The deal was modified a bit when the Mohegan Sun Casino was built but the state still gets 25% of the slots revenues from both properties.

Now, look at New Mexico where gaming compacts have just been re-written. The regulations provide that the tribes will pay to the state eight percent of their slot machine revenues. Big difference from 25%.

The Insider

Florida Gaming Corporation (BETS) has entered into a loan agreement with CIB Bank of Frankfort, Ill., for $4.6 million. The money will be used to pay off existing debt. The company operates jai-alai facilities in Miami and Ft. Pierce, Fla.

Nevada Gold & Casinos Inc. (UWN) said its Black Hawk gaming market grew by 10% during the month of November. Revenues were at $38.4 million, compared to $35.1 million in November, 2000.

Mandalay Resort Group (MBG) says its Excalibur Hotel/Casino is suing an Internet company for trademark violation. The Internet company, International E Gaming of St. John’s, Antigua, has been using the Excalibur trademark.

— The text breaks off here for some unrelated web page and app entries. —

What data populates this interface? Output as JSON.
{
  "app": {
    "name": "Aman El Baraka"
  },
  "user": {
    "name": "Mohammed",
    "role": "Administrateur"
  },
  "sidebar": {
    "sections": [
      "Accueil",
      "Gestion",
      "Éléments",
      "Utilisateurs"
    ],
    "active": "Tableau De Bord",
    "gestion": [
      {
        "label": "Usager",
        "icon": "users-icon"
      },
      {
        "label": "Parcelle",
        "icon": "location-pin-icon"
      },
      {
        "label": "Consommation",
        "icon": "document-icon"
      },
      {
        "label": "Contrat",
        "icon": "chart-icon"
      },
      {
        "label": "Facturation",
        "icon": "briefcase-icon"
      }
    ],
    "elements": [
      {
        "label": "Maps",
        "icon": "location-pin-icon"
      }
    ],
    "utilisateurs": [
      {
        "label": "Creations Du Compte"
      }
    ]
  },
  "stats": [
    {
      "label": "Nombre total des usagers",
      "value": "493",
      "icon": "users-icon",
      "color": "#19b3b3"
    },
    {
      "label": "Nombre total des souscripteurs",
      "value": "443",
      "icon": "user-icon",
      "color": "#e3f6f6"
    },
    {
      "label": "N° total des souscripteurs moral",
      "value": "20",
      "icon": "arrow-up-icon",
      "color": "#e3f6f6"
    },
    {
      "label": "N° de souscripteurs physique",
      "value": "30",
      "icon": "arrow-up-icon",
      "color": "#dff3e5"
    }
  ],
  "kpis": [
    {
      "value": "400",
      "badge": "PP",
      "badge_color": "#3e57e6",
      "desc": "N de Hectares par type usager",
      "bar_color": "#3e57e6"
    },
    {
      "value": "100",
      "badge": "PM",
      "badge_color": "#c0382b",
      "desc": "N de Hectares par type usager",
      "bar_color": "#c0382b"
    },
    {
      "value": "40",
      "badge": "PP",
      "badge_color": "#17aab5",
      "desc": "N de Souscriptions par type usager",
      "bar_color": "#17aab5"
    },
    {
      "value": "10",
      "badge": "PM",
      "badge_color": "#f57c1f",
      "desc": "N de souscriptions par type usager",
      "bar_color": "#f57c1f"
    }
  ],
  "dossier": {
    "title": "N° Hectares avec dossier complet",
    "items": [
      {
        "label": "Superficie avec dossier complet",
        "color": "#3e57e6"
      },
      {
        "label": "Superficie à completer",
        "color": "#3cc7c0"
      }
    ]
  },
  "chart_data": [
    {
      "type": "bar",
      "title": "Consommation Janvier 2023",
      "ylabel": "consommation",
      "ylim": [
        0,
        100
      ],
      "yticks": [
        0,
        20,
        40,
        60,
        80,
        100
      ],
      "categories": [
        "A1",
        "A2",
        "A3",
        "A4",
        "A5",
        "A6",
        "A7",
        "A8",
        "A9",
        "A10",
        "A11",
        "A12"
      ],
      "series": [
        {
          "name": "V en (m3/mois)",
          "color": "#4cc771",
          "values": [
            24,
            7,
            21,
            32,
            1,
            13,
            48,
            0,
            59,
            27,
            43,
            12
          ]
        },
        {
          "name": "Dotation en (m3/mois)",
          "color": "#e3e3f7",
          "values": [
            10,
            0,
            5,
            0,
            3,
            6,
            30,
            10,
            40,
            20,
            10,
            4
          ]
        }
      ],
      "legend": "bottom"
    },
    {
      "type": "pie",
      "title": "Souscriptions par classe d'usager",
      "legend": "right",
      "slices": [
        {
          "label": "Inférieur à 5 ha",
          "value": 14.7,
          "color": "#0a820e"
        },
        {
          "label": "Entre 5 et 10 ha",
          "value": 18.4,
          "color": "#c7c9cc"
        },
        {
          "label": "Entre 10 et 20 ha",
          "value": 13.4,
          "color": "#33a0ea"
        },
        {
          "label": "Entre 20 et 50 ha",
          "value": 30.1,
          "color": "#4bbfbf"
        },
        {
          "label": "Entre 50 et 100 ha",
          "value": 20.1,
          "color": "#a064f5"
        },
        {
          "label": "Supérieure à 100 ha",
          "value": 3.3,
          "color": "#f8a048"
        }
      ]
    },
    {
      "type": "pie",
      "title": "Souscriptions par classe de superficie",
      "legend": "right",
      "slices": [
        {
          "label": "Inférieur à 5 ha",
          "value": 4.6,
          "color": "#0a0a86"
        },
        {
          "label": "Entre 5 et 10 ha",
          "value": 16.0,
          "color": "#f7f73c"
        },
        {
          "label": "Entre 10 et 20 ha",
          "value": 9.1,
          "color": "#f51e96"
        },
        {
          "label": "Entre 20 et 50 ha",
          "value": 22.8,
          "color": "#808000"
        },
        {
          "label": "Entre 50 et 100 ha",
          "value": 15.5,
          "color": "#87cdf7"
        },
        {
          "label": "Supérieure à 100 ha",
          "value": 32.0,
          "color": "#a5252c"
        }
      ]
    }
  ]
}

Midway Games Inc. (MWY) has completed its public offering of 4.5 million shares of its common stock at a price of $15 per share.

Three Las Vegas-area casinos have installed QuickCredit, the credit extending machines operated by Global Cash Access.

Harrah’s Entertainment Inc. (HET) has entered into a charter flight agreement with Allegiant Air Inc. of Fresno, Cal.

Isle of Capri Black Hawk LLC has redeemed all of its outstanding 13% mortgage notes in the principal amount of $75 million.

Fitch Rating Service has affirmed the debt ratings on Mandalay Resort Group (MBG).

PDS Gaming Corp. says it has agreed to resolve its claims against the former Regent Las Vegas with the payment of more than $19 million.

With improving business being noted at casinos on the Mississippi Gulf Coast, two properties ”” Beau Rivage and Casino Magic ”” have begun lining up 500 temporary workers to begin work in March, 2002.

Although no figures have been made public, the operators of casinos in Deadwood, S.D., say there has been a considerable jump in table and slot revenue since the bet limit was increase from $5 to $100.

Louisiana gaming regulators say revenues at the state’s riverboat casinos increased by 16% in November over the same period last year.